[WHAT IS REQUIRED]: Each entry that follows should be set down precisely, with its pictures removed.

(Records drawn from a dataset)
====================
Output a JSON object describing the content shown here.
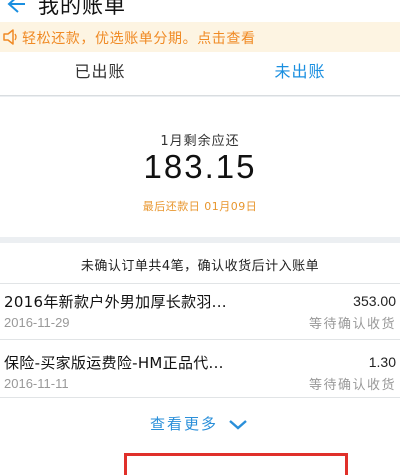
{
  "header": {
    "title": "我的账单",
    "back_icon": "back-arrow-icon"
  },
  "notice": {
    "icon": "speaker-icon",
    "text": "轻松还款，优选账单分期。点击查看",
    "color": "#f08a24"
  },
  "tabs": [
    {
      "label": "已出账",
      "active": false
    },
    {
      "label": "未出账",
      "active": true
    }
  ],
  "summary": {
    "label": "1月剩余应还",
    "amount": "183.15",
    "due_date": "最后还款日 01月09日"
  },
  "orders": {
    "notice": "未确认订单共4笔，确认收货后计入账单",
    "items": [
      {
        "name": "2016年新款户外男加厚长款羽...",
        "amount": "353.00",
        "date": "2016-11-29",
        "status": "等待确认收货"
      },
      {
        "name": "保险-买家版运费险-HM正品代...",
        "amount": "1.30",
        "date": "2016-11-11",
        "status": "等待确认收货"
      }
    ],
    "more_label": "查看更多",
    "more_icon": "chevron-down-icon"
  },
  "colors": {
    "accent": "#1a8fe0",
    "notice_bg": "#fdf4e2",
    "highlight_box": "#e0302a"
  }
}
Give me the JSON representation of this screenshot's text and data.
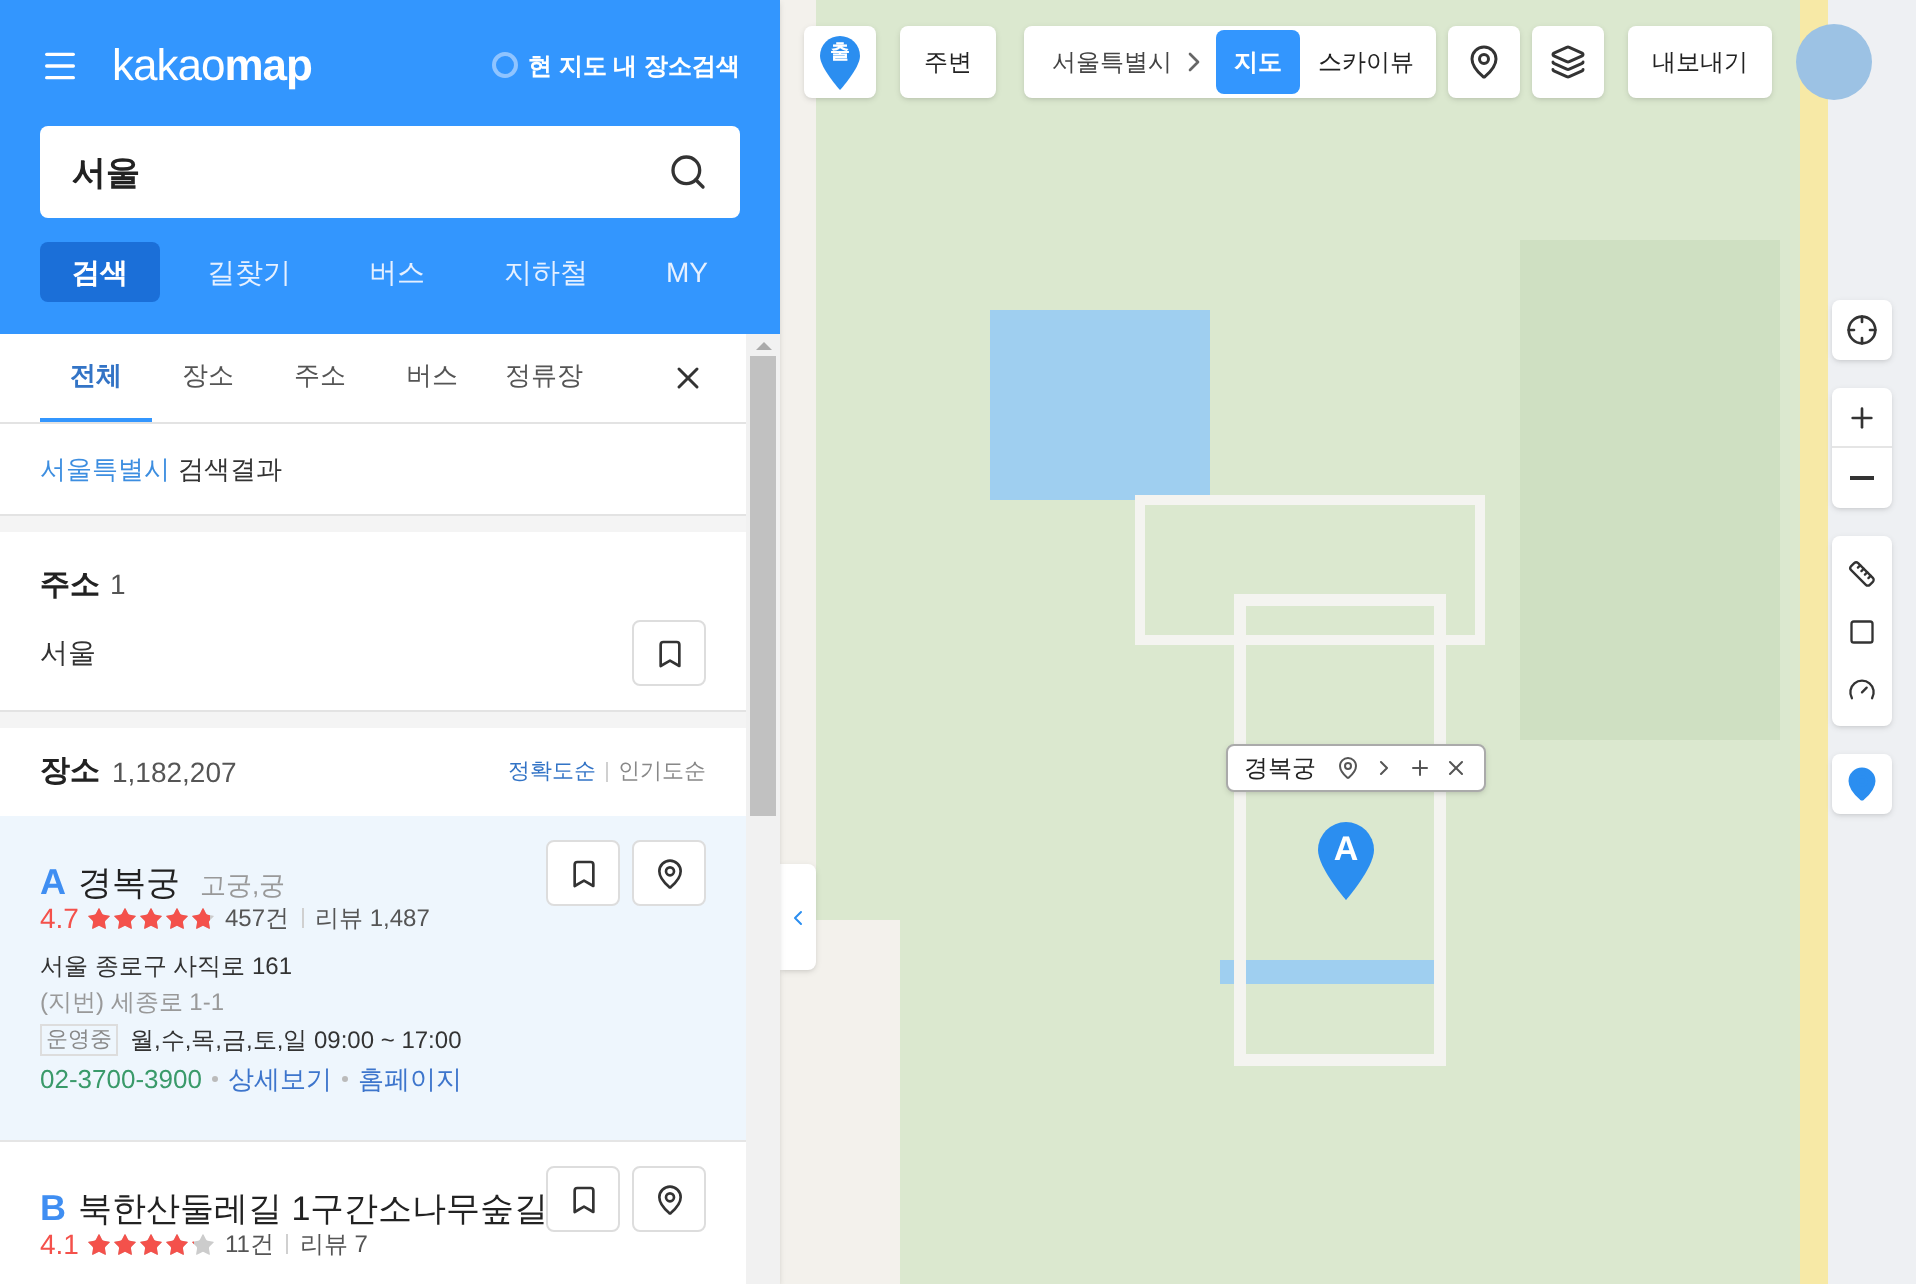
{
  "header": {
    "logo_light": "kakao",
    "logo_bold": "map",
    "area_search": {
      "label": "현 지도 내 장소검색",
      "checked": false
    }
  },
  "search": {
    "value": "서울"
  },
  "main_tabs": [
    {
      "label": "검색",
      "selected": true
    },
    {
      "label": "길찾기",
      "selected": false
    },
    {
      "label": "버스",
      "selected": false
    },
    {
      "label": "지하철",
      "selected": false
    },
    {
      "label": "MY",
      "selected": false
    }
  ],
  "filter_tabs": [
    {
      "label": "전체",
      "selected": true
    },
    {
      "label": "장소",
      "selected": false
    },
    {
      "label": "주소",
      "selected": false
    },
    {
      "label": "버스",
      "selected": false
    },
    {
      "label": "정류장",
      "selected": false
    }
  ],
  "result_header": {
    "region": "서울특별시",
    "suffix": "검색결과"
  },
  "address_section": {
    "title": "주소",
    "count": "1",
    "items": [
      "서울"
    ]
  },
  "place_section": {
    "title": "장소",
    "count": "1,182,207",
    "sorts": [
      {
        "label": "정확도순",
        "selected": true
      },
      {
        "label": "인기도순",
        "selected": false
      }
    ]
  },
  "places": [
    {
      "marker": "A",
      "name": "경복궁",
      "category": "고궁,궁",
      "rating": "4.7",
      "stars": 4.7,
      "rating_count": "457건",
      "reviews": "리뷰 1,487",
      "address": "서울 종로구 사직로 161",
      "lot_address": "(지번) 세종로 1-1",
      "status": "운영중",
      "hours": "월,수,목,금,토,일 09:00 ~ 17:00",
      "phone": "02-3700-3900",
      "links": [
        "상세보기",
        "홈페이지"
      ],
      "selected": true
    },
    {
      "marker": "B",
      "name": "북한산둘레길 1구간소나무숲길",
      "rating": "4.1",
      "stars": 4.1,
      "rating_count": "11건",
      "reviews": "리뷰 7",
      "selected": false
    }
  ],
  "map_toolbar": {
    "departure": "출",
    "nearby": "주변",
    "region": "서울특별시",
    "views": [
      {
        "label": "지도",
        "selected": true
      },
      {
        "label": "스카이뷰",
        "selected": false
      }
    ],
    "export": "내보내기"
  },
  "map_popup": {
    "title": "경복궁"
  },
  "map_marker": {
    "label": "A"
  }
}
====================
[OUTPUT FOR THIS EXERCISE]:
Output a JSON object describing the content shown here.
{
  "header": {
    "title": "我的账单",
    "back_icon": "back-arrow-icon"
  },
  "notice": {
    "icon": "speaker-icon",
    "text": "轻松还款，优选账单分期。点击查看",
    "color": "#f08a24"
  },
  "tabs": [
    {
      "label": "已出账",
      "active": false
    },
    {
      "label": "未出账",
      "active": true
    }
  ],
  "summary": {
    "label": "1月剩余应还",
    "amount": "183.15",
    "due_date": "最后还款日 01月09日"
  },
  "orders": {
    "notice": "未确认订单共4笔，确认收货后计入账单",
    "items": [
      {
        "name": "2016年新款户外男加厚长款羽...",
        "amount": "353.00",
        "date": "2016-11-29",
        "status": "等待确认收货"
      },
      {
        "name": "保险-买家版运费险-HM正品代...",
        "amount": "1.30",
        "date": "2016-11-11",
        "status": "等待确认收货"
      }
    ],
    "more_label": "查看更多",
    "more_icon": "chevron-down-icon"
  },
  "colors": {
    "accent": "#1a8fe0",
    "notice_bg": "#fdf4e2",
    "highlight_box": "#e0302a"
  }
}
Give me the JSON representation of this screenshot's text and data.
{
  "header": {
    "logo_light": "kakao",
    "logo_bold": "map",
    "area_search": {
      "label": "현 지도 내 장소검색",
      "checked": false
    }
  },
  "search": {
    "value": "서울"
  },
  "main_tabs": [
    {
      "label": "검색",
      "selected": true
    },
    {
      "label": "길찾기",
      "selected": false
    },
    {
      "label": "버스",
      "selected": false
    },
    {
      "label": "지하철",
      "selected": false
    },
    {
      "label": "MY",
      "selected": false
    }
  ],
  "filter_tabs": [
    {
      "label": "전체",
      "selected": true
    },
    {
      "label": "장소",
      "selected": false
    },
    {
      "label": "주소",
      "selected": false
    },
    {
      "label": "버스",
      "selected": false
    },
    {
      "label": "정류장",
      "selected": false
    }
  ],
  "result_header": {
    "region": "서울특별시",
    "suffix": "검색결과"
  },
  "address_section": {
    "title": "주소",
    "count": "1",
    "items": [
      "서울"
    ]
  },
  "place_section": {
    "title": "장소",
    "count": "1,182,207",
    "sorts": [
      {
        "label": "정확도순",
        "selected": true
      },
      {
        "label": "인기도순",
        "selected": false
      }
    ]
  },
  "places": [
    {
      "marker": "A",
      "name": "경복궁",
      "category": "고궁,궁",
      "rating": "4.7",
      "stars": 4.7,
      "rating_count": "457건",
      "reviews": "리뷰 1,487",
      "address": "서울 종로구 사직로 161",
      "lot_address": "(지번) 세종로 1-1",
      "status": "운영중",
      "hours": "월,수,목,금,토,일 09:00 ~ 17:00",
      "phone": "02-3700-3900",
      "links": [
        "상세보기",
        "홈페이지"
      ],
      "selected": true
    },
    {
      "marker": "B",
      "name": "북한산둘레길 1구간소나무숲길",
      "rating": "4.1",
      "stars": 4.1,
      "rating_count": "11건",
      "reviews": "리뷰 7",
      "selected": false
    }
  ],
  "map_toolbar": {
    "departure": "출",
    "nearby": "주변",
    "region": "서울특별시",
    "views": [
      {
        "label": "지도",
        "selected": true
      },
      {
        "label": "스카이뷰",
        "selected": false
      }
    ],
    "export": "내보내기"
  },
  "map_popup": {
    "title": "경복궁"
  },
  "map_marker": {
    "label": "A"
  }
}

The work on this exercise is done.